WORK TO BE COMPLETED: Look for the word "JSON" in the entries and copy every line where it shows up.

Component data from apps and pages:
--

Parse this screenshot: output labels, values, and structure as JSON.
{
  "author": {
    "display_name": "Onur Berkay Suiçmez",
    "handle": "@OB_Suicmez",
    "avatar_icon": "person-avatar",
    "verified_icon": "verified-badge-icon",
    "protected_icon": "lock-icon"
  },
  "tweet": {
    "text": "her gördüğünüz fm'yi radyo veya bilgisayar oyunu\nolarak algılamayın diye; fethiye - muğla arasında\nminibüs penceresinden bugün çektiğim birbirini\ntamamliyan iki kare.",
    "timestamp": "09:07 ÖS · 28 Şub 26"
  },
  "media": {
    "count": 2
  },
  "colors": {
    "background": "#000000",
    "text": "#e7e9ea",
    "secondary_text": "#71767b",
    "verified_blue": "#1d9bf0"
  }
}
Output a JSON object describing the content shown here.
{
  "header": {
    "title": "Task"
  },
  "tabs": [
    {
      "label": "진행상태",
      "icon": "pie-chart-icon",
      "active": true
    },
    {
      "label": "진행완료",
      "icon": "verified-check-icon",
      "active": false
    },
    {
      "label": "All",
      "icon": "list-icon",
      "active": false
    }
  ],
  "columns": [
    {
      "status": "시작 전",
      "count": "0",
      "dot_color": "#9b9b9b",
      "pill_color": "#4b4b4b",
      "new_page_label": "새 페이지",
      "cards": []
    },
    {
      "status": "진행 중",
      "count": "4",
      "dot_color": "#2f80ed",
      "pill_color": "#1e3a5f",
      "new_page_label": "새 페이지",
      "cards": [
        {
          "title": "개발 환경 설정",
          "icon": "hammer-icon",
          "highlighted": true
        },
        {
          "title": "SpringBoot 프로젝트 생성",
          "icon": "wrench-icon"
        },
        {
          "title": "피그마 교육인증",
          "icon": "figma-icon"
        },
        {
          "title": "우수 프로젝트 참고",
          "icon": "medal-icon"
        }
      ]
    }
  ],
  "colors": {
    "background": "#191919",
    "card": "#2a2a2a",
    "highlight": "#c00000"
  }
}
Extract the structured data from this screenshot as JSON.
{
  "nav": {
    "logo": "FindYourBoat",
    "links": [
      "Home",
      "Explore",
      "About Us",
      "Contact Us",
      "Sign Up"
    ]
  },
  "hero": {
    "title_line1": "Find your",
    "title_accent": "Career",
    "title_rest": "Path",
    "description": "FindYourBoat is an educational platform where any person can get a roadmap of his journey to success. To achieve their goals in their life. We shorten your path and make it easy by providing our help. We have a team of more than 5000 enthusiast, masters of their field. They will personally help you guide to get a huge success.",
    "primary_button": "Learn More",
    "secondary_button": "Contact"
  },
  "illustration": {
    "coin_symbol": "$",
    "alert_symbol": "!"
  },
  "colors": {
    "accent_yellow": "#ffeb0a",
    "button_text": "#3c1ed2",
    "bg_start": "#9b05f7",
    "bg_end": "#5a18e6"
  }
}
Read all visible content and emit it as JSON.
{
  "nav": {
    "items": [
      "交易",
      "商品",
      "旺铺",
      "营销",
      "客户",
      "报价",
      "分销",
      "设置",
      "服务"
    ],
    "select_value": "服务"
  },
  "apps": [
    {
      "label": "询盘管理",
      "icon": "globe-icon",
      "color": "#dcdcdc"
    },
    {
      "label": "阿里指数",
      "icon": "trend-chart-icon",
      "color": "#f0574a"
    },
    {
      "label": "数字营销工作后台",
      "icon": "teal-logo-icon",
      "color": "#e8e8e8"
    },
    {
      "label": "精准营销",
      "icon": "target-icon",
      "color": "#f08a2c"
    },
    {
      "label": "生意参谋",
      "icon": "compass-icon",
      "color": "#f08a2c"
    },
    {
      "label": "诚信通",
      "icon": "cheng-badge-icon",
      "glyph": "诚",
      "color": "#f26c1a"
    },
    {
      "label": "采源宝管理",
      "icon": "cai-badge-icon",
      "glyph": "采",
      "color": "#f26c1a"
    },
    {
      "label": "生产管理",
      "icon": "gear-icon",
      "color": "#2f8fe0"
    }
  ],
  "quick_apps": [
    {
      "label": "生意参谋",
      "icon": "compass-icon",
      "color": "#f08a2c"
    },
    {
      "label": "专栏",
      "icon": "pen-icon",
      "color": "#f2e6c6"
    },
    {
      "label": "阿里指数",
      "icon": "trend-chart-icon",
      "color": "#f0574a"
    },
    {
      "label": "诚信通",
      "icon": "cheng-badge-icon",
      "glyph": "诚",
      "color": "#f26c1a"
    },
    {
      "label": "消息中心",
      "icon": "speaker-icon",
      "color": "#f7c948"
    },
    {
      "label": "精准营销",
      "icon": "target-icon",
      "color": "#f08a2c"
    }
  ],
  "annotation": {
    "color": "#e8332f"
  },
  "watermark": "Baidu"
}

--

SOLUTION BELOW:
Parse this screenshot: output labels, values, and structure as JSON.
Output a JSON object describing the content shown here.
Extract the structured data from this screenshot as JSON.
Read all visible content and emit it as JSON.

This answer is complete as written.